Also having written about my son leaving his Montessori school I have found people searching for; Are Montesorri children weird? My short answer is No.  And perhaps a little affronted – how dare they? They are ordinary kids given a chance to learn in a non-competitive environment. They are self-determined, love to learn for learning’s sake and think tests and bells and a scheduled morning tea are a little strange. Because Montessori schooling is not the norm in Australia it has been mystified by those who don’t know it and people get an impression it is a flaky, hippy kind of education where children simply do as they please. This is the view of people outside of Montessori.

Jasper sees the difference in his new school. He sees that kids are less attentive to learning, need to be reigned in constantly by teachers and show little self direction. Strangely, even acknowledging these inadequacies, he is happy at his new government school. He likes the bigger social engagement. He likes the soft ball at lunch time and the kicking around the playground waiting for the bell to signal the start of the day. He tells me he is one of the four in the class to get all his spelling correct, something he would have had no notion of previously.
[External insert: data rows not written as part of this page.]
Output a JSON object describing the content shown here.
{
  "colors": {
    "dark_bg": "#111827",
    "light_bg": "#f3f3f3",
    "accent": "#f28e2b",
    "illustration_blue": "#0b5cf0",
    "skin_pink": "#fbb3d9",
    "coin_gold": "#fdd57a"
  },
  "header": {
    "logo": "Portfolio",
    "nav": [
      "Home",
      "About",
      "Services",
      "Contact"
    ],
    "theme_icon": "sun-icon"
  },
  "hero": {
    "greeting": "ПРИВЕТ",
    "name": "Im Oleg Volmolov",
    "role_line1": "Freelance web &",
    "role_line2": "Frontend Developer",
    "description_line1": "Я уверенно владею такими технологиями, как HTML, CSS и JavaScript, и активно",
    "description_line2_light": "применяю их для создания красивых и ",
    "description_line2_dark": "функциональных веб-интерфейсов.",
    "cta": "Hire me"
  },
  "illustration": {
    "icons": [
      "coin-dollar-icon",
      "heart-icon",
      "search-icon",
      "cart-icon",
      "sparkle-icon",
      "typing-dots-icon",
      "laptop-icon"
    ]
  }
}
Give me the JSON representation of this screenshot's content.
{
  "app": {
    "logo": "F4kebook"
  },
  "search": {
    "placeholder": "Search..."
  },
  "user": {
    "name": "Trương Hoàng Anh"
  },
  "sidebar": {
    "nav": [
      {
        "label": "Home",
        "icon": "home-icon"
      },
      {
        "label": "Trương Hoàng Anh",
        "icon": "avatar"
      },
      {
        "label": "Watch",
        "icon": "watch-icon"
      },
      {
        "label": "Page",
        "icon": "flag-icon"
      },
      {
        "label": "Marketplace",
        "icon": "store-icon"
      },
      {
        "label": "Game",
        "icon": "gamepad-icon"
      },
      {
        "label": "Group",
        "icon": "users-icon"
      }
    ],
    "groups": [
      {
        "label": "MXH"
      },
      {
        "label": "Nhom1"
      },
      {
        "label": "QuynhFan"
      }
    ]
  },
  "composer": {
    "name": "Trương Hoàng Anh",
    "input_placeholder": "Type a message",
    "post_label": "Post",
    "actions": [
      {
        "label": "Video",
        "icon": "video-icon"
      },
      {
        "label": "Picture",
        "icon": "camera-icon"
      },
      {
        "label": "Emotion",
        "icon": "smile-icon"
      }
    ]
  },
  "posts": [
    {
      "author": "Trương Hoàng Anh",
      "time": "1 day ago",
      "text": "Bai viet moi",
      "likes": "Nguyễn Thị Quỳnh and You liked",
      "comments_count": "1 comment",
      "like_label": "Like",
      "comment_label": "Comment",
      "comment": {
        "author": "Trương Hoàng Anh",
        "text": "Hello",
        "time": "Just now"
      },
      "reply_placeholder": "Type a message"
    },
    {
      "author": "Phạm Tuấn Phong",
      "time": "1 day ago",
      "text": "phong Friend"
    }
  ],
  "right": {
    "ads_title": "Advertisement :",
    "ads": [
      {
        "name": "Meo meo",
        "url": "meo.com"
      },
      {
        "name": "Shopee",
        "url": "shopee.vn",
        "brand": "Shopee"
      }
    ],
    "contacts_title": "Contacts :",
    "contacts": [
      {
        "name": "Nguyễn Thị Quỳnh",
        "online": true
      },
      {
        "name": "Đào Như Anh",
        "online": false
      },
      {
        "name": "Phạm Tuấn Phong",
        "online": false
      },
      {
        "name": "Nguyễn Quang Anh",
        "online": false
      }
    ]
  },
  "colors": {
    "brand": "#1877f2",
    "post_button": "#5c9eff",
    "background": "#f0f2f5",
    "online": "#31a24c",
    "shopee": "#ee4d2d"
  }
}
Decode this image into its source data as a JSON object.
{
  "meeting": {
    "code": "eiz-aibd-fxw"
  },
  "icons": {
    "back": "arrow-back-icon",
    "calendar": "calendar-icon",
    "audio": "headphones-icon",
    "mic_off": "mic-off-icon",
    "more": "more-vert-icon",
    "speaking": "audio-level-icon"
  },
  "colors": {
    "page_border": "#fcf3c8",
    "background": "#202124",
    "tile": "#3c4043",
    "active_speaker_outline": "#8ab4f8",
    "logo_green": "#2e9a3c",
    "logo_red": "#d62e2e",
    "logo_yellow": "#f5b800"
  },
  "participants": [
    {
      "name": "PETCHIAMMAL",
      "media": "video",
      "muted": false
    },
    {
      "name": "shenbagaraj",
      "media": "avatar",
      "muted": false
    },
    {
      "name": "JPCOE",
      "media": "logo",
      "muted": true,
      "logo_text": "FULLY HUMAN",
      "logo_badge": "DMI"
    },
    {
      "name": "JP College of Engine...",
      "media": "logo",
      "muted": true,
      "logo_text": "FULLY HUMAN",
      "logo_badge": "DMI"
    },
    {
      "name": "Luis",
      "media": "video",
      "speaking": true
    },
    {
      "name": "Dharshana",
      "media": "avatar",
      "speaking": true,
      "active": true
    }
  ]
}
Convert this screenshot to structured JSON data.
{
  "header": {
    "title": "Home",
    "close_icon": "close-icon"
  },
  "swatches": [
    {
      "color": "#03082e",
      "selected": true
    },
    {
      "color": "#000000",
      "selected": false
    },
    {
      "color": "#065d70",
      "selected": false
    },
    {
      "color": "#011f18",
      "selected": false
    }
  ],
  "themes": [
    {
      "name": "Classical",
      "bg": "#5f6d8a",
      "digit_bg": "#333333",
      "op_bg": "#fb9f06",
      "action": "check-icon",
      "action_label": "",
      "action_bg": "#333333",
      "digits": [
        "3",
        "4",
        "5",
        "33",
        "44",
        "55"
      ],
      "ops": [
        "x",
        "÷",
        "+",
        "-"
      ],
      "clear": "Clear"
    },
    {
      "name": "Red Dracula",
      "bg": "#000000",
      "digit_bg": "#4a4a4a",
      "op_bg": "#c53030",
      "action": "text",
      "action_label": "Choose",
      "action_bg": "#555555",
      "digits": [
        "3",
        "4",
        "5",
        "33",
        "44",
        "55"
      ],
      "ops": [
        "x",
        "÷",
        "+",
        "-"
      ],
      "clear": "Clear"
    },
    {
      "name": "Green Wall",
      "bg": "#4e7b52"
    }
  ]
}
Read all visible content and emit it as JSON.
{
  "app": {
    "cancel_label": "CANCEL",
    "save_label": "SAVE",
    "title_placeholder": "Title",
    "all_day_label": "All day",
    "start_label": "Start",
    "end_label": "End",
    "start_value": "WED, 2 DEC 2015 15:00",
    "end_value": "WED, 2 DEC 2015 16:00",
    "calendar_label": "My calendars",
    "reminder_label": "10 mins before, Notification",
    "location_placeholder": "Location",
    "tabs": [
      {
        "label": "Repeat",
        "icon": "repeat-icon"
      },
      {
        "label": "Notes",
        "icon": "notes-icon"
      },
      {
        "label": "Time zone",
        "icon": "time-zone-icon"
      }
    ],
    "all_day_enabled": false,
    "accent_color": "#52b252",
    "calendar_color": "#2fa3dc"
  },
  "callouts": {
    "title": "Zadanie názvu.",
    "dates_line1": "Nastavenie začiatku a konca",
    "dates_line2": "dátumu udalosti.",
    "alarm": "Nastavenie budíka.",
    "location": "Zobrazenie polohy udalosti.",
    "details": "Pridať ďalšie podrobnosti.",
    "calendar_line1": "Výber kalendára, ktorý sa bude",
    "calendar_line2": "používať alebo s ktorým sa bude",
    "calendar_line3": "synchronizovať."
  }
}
Montessori has given him resilience to work independently, something that is well ingrained in him now and hopefully cannot be eroded.

But if there are people searching this query perhaps there is some truth in the belief. Perhaps it is weird to not be motivated by tests and gold stars. Perhaps we are so used to pushing children to strive and do better and beat their peers we don’t know how good they are at pushing themselves. My conclusion is that parents are weird. Being a parent is weird. Being weird is weird. I am weird.

So now if someone is again searching whether or not Montessori kids are weird, the first place they might end up is here. Not weird, just given a different way of looking at what it is to learn.


Old fashioned Ruler and Wafer Biscuit


Because I don’t know what else to do….

Seeing the teacher this afternoon. Guts in a knot. Ate one biscuit. Wanted another. Stopped myself.

Took a photo of it instead.

Yesterday Jasper left his hat in his bag in the corridor at lunch time so could not go out in the sun. He sat undercover and watched the others running amok. No Hat No Play. The classroom is locked at lunch time. A no go zone. Perhaps this is because children might graffiti or vandalise. Perhaps someone might turn the word on the black board from lock to fuck. Even a girl.